Spiking COVID-19 cases in Texas have forced Simon Property to close the Cielo Vista Mall in El Paso, Texas, according to CNBC.

As Coronavirus cases rise around the country, many other mall operators could be following Simon’s lead, which could mean a second round of COVID shutdowns after the initial wave last Spring.

Right now, Cielo Vista Mall is Simon’s only property that is closed. CEO David Simon told CNBC that he thought enclosed malls were being treated “unfairly and inconsistently,” and there wasn’t sufficient proof that the mall environment “spreads anything.”

However, a recent study published in the journal Nature, found that restaurants, gyms and indoor venues accounted for 8 in 10 new infections from March to May in 10 cities, according to The New York Times. The study showed that less affluent areas were harder hit by COVID because the public venues in those areas were more crowded than in affluent areas. It also indicated that setting caps on the number of people in a facility could help slow the disease’s spread. 

Before shutting down Cielo Vista Mall in El Paso, all of Simon’s malls had been open since Oct. 7. During Q3, seven of its retail properties in California were temporarily closed on July 15 due to a governmental order. Six of the properties reopened on Aug. 31. 

As of Sept. 30, 2020, Simon’s occupancy was 91.4%, and its base minimum rent per square foot was $56.13, which was an increase of 2.9% year-over-year.

While Simon and enclosed mall owners have struggled with shutdowns, open-air retail has generally remained open throughout the pandemic.

“In open-air centers in many jurisdictions, retailers are currently generally permitted to operate with in-store shopping, although subject to some conditions aimed at limiting congestion and high customer traffic within the store,” Scott Grossfeld, a partner at Cox, Castle & Nicholson, told GlobeSt.com in an earlier interview

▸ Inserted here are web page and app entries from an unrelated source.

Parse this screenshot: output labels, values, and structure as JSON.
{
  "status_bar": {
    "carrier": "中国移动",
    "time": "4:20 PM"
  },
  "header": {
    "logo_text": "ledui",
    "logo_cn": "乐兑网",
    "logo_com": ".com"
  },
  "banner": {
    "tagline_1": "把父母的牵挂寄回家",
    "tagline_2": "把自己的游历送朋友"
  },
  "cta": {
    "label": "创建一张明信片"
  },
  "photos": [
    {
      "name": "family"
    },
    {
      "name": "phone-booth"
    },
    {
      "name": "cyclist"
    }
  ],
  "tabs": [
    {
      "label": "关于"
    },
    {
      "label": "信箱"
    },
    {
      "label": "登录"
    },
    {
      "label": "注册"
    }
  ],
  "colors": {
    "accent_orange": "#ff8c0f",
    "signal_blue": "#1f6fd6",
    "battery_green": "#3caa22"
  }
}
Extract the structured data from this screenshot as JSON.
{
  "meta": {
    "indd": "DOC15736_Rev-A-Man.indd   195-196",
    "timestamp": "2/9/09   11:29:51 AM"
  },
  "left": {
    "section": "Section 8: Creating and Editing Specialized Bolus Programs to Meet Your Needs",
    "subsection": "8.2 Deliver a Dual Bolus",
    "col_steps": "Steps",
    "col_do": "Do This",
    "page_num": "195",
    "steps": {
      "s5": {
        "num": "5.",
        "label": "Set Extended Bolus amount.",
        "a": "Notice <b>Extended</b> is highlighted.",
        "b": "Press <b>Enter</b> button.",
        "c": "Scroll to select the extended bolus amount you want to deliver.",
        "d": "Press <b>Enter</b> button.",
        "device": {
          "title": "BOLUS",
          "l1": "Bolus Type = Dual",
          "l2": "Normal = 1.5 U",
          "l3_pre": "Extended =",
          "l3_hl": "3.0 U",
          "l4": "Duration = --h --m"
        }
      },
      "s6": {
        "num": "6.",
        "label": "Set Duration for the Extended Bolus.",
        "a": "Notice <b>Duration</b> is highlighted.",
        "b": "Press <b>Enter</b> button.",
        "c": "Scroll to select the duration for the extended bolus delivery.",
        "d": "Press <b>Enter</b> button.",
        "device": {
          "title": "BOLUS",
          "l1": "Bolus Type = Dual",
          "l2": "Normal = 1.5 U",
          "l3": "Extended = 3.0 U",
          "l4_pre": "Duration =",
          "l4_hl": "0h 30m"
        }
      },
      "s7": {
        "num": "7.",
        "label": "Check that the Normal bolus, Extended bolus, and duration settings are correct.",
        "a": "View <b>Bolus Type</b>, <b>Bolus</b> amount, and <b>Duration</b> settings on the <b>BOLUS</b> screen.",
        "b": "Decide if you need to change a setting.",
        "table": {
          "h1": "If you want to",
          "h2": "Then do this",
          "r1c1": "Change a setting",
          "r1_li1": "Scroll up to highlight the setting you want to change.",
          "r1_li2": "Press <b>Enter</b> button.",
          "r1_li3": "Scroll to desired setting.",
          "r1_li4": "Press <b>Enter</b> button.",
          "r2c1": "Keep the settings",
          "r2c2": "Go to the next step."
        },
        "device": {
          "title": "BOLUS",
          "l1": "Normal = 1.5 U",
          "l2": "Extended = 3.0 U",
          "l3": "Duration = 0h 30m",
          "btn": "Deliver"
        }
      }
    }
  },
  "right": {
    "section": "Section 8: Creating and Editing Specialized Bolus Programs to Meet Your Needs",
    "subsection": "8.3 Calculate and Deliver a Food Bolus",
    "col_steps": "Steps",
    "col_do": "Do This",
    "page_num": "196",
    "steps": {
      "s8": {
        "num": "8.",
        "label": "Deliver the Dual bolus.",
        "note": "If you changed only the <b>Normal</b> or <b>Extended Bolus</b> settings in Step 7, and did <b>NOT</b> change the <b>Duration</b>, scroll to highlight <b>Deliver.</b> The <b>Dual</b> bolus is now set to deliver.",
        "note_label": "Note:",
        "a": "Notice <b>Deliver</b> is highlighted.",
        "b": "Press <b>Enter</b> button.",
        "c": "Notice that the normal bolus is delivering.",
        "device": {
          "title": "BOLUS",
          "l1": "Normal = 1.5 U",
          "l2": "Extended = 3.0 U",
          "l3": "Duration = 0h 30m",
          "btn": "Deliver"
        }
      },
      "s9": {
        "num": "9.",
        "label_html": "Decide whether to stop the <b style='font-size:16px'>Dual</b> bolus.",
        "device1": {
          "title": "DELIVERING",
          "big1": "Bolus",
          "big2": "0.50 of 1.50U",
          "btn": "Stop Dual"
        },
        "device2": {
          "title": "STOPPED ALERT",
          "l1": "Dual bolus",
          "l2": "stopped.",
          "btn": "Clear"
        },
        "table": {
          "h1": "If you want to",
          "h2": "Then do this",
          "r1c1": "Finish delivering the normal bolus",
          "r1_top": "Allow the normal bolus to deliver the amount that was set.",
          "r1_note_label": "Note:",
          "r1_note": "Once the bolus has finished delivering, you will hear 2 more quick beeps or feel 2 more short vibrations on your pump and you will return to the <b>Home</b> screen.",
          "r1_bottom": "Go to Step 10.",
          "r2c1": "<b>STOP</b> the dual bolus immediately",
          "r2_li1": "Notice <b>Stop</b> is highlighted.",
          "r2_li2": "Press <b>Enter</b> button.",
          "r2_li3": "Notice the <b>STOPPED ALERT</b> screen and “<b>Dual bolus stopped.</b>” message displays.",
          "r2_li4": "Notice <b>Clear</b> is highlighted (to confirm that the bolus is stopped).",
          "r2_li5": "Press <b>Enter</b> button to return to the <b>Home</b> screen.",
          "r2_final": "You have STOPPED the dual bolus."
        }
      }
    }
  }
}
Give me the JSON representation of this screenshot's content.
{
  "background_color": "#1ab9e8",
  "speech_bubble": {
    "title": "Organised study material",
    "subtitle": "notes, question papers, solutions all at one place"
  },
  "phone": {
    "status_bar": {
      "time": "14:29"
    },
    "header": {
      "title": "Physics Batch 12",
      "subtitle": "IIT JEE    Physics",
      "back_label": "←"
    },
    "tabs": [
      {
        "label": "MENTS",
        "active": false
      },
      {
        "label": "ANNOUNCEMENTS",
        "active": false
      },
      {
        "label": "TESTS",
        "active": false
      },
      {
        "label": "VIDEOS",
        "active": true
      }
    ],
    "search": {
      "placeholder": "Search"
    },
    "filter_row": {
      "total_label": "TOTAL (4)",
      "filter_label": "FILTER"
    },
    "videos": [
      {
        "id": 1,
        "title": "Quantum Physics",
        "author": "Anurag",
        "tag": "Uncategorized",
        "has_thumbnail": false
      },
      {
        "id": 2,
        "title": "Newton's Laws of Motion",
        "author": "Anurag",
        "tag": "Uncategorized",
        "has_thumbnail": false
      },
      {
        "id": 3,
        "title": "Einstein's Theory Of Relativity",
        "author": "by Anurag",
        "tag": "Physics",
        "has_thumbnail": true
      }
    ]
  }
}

Landlords and retailers in enclosed retail spaces have tried to compensate by offering curbside and other pick-up services, according to Grossfeld. “Although such options provide retailers with some element of economic relief, they, unfortunately, are not the same [or as good] as providing in-store shopping,” he told GlobeSt.com